Optimizing Outcomes after Pediatric Heart Transplant. (NIH/ National Heart, Lung, and Blood Institute: 1P50HL74732-01) The major goal of this project is to better understand the occurrence of allosensitization in pediatric heart transplant recipients and develop strategies for treatment. Michaels’ role has been to develop uniform monitoring protocols to be used across centers regarding infections, prevention, and treatment and to review and analyze results.

Michaels and Green serve as site Co-PIs for a BAA out of Children’s Hospital of Philadelphia to better understand adenovirus infections in pediatric stem cell recipients. We have just started enrollment.

Green and Michaels are co-PIs for a BAA out of Northwestern University that will be double-blind, placebo-controlled treatment study for immunocompromised hosts infected with norovirus. We anticipate starting to enroll early next year

Antimicrobial Stewardship. Michaels serves on the steering committee for the CHP ASP. One of the Division’s recently graduated pediatric residents completed a scholarly project during which she and her group analyzed Children’s Hospital’s use of piperacillin/tazobactam; they examined the appropriateness of initially starting and subsequently continuing its use beyond day three. Results of this study were published in the Journal of the Pediatric Infectious Diseases Society in 2015. In addition, a manuscript describing Michaels’ novel ASP Therapeutic Drug Monitoring (TDM) program was recently published is in the Journal of the Pediatric Infectious Diseases Society.
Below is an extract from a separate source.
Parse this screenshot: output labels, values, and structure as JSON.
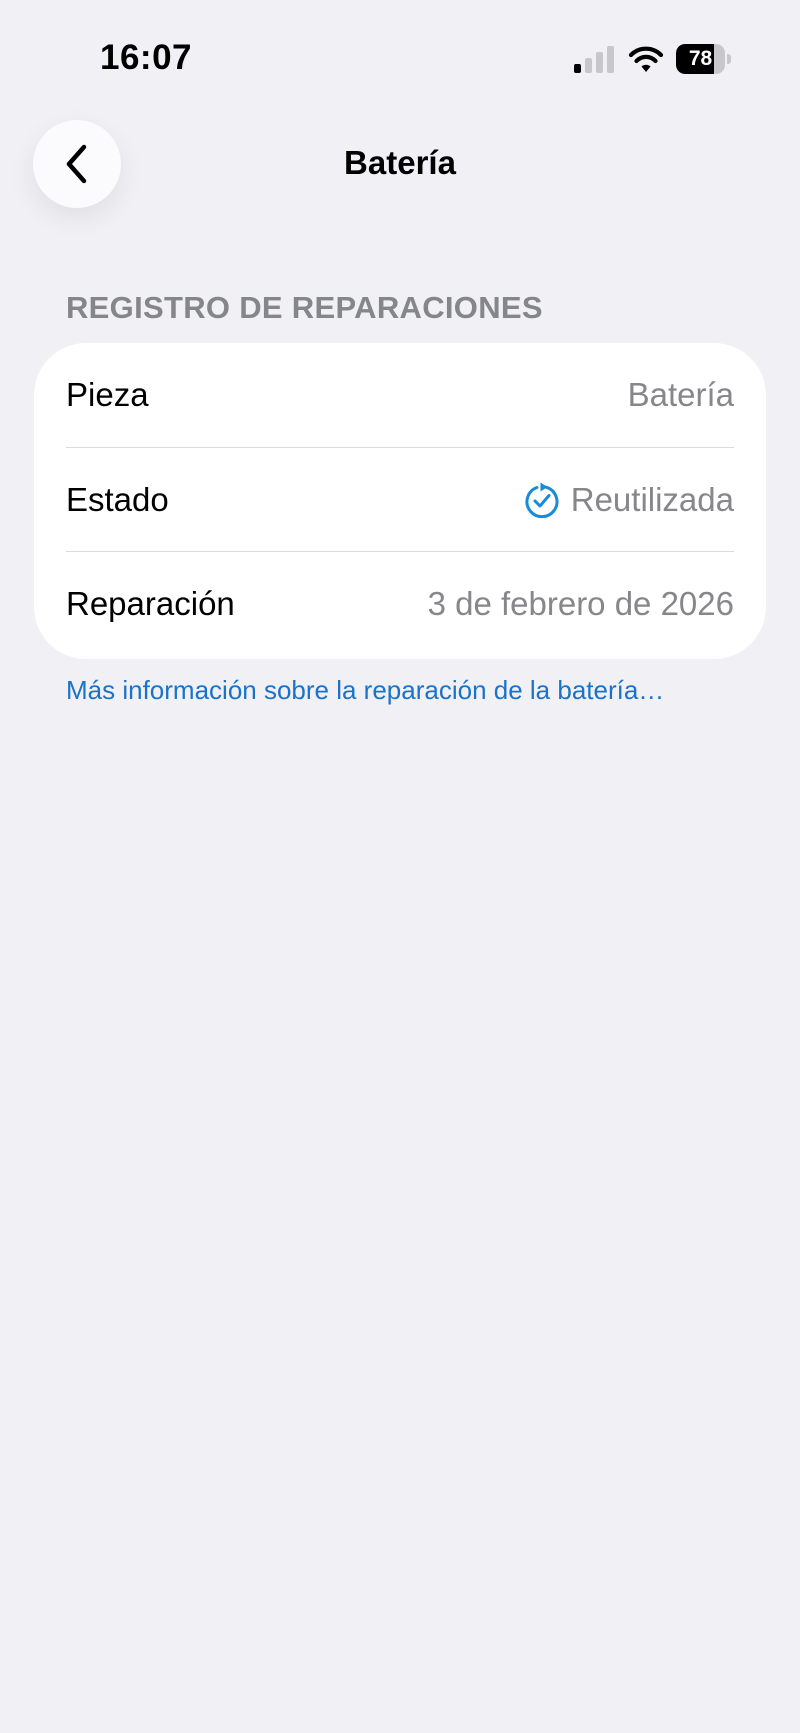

Unfunded studies

A productive collaboration has developed over the last several years of pediatric infectious disease physicians in the United States interested in answering research questions that cannot be answered at a single site. It grew out of the St Jude’s/Pediatric Infectious Disease Society annual meeting and has led to collaborations looking at respiratory viral infections (paper in revision). In addition, we have just finished entering data on C diff infections in this population to look at the epidemiology and anticipate presenting and publishing next year. Finally, the group has launched several retrospective studies that have led to presentations at national and international meetings as well as peer-reviewed manuscripts. In addition, an investigator-initiated project in collaboration with industry to look at CMV T-cell responses that should prove very exciting and lead to preliminary data for future NIH support.